As is evident from the foregoing description and disclosure in the drawings, the money clip embodying this invention may be thought of as a pair of coil springs joined together by a spring bridging member. One of the coil springs provides the shank for positioning the clip in the folder or case, and the other coil spring serves as the currency retaining leg of the clip. With this coil spring construction, both legs of the clip are flexible over substantially their entire length in a transverse direction. Moreover, When the clip is in place in a flexible folder, such as 12, the combination clip and folder is also wholly flexible, including its hinge portion. Indeed, the pocket case, in the embodiment shown, can be folded double across the hinge portion and still snap back to its original shape. With this high degree of flexibility, it will be apparent that a pocket case embodying this invention will readily conform to any body contour and thus the case can be carried with complete comfort in any clothing pocket including the back and even the side trouser pockets.
Thus, this invention provides a billfold of simple constructure which is capable not only of effectively carrying out its principal purpose of holding bills, but also of providing an additional and hitherto unavailable feature of substantially complete flexibility.
Having thus disclosed this invention, what is claimed is:

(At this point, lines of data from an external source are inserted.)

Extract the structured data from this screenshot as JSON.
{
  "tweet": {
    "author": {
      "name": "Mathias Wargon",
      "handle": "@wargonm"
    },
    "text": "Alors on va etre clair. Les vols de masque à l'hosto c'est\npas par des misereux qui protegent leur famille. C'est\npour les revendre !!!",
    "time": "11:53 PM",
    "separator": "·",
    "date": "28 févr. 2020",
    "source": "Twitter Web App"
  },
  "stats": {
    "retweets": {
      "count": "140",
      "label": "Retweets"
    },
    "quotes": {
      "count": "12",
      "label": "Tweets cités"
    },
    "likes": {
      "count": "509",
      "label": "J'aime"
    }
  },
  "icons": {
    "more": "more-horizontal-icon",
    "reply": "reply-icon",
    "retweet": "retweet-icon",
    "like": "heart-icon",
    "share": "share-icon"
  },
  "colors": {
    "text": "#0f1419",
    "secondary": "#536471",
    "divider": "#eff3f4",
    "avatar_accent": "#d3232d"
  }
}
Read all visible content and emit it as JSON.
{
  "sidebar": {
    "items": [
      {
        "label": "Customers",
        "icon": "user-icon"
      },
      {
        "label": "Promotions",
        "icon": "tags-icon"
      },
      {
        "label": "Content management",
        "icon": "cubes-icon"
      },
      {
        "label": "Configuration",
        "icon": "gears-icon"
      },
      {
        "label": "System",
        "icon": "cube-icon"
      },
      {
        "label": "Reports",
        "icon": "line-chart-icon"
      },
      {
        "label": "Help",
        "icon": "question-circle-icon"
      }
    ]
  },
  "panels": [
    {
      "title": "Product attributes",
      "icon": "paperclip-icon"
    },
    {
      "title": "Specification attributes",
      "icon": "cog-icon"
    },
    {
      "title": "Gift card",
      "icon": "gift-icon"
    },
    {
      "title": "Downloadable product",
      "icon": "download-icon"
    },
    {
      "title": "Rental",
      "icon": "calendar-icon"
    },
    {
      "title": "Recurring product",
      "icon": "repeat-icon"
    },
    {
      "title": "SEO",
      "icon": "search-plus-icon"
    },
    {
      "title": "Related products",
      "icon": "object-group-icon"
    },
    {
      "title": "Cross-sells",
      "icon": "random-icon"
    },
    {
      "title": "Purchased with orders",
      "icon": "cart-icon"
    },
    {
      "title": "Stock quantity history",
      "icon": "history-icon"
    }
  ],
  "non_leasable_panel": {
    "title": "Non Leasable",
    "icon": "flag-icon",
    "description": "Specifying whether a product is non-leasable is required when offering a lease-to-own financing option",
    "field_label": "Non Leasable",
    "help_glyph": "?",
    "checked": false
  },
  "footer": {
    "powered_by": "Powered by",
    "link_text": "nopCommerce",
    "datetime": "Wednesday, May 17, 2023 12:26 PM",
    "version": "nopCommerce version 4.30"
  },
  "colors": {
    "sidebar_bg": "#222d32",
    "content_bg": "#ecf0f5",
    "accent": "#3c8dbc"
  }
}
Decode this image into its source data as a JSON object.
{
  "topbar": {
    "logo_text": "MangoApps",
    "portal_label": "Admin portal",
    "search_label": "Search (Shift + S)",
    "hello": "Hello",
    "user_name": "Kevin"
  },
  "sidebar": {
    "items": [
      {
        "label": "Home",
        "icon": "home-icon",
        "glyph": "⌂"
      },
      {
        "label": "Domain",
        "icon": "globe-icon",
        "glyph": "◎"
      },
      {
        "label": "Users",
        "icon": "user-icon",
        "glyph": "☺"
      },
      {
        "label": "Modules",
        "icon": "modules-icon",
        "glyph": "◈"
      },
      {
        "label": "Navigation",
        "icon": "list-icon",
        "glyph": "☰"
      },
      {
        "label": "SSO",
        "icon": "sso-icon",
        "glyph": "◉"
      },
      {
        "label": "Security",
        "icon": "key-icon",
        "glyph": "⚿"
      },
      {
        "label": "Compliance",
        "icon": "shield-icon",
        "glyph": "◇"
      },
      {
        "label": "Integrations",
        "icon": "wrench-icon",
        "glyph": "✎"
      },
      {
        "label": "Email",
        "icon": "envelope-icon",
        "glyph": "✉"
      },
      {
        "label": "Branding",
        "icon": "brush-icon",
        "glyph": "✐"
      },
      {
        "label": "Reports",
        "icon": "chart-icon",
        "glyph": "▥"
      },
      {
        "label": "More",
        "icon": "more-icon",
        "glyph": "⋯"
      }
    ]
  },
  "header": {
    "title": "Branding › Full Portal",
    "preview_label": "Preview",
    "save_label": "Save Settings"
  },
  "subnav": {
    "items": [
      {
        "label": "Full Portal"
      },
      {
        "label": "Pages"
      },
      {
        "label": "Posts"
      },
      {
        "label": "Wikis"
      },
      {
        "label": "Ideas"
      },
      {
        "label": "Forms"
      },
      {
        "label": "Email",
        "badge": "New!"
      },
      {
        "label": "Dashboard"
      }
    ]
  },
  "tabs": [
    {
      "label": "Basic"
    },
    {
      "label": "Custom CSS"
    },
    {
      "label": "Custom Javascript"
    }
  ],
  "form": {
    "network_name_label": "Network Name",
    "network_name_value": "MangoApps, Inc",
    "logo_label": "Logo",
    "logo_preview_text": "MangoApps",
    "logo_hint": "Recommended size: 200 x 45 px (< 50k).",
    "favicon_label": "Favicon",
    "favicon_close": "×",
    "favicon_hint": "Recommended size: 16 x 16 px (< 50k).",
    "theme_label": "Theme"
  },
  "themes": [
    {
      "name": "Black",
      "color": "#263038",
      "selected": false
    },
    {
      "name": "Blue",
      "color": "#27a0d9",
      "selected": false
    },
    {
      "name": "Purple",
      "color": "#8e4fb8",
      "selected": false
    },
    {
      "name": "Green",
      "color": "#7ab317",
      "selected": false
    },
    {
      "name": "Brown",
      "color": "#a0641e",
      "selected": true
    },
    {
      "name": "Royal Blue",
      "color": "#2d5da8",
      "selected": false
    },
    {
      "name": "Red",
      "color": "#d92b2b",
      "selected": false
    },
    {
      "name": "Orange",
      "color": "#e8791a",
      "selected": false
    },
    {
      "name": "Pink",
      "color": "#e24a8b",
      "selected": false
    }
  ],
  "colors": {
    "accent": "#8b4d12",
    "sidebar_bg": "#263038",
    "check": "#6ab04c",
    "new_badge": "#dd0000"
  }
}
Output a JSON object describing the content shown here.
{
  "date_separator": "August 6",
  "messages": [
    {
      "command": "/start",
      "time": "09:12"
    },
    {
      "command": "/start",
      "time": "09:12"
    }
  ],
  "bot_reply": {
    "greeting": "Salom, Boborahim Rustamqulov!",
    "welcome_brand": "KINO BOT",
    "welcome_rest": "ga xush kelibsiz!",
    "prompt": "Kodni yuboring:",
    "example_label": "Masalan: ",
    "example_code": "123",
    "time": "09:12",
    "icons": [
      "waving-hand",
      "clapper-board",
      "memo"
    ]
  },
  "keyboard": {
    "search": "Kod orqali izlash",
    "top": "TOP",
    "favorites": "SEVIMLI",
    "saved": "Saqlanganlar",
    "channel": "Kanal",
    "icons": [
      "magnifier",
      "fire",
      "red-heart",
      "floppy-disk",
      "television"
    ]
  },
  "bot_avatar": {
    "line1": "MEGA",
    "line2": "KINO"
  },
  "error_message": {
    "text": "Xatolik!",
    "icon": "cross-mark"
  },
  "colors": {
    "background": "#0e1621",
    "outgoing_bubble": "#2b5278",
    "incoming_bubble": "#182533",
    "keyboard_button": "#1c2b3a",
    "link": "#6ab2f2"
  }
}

1. Pocket case for paper currency or the like comprising a folder with a money retaining clip carried therein, said clip having two leg portions and being of generally U-shaped configuration, with each leg portion being helically wound in the form of a hollow tube whereby the leg portions of said clip are resiliently flexible in all directions transversely to the axes of said leg portions.
2. Pocket case as set forth in claim 1 in which said folder is formed of a flexible sheet material with a tubular sheath provided therein, one leg of said clip being disposed in said sheath to retain the clip in said folder.
3. Pocket case comprising a flexible cover member having two outwardly extending flaps and a tubular sheath formed at the intersection of said flaps, a spring metal clip having one leg snugly fitted into said sheath and another leg extending generally parallel to said one leg and in abutting relation to the cover at said intersection of the flaps, each of said legs being of helically wound, hollow coil spring construction with the turns thereof in abutting relation, a spring metal connector of generally U-shaped construction fitted into and bridging the adjacent ends of the coil spring legs and together therewith serving to tension said legs in said abutting relation.
4. Pocket case as set forth in claim 3 in which the outer ends of said connector extend into the open ends of said legs.
5. Money clip of generally U-shaped configuration comprising coil spring leg portions with coils of said leg portions abutting, and a spring metal connector of gen erally U-shaped configuration having its end portions disposed in the adjacent ends of the coil spring leg portions.
References Cited UNITED STATES PATENTS 335,299 2/1866 Nourse 24261 872,221 11/1907 Bright. 2,084,738 6/1937 Manker 24261 X 2,455,515 12/1948 Miller 38 2,658,545 11/1953 Weydener et al 15038 2,719,557 10/1955 Bell 150-38 2,928,152 3/1960 Henneberry 24-139 DONALD F. NORTON, Primmy Examiner.
US. Cl. X.R. 24261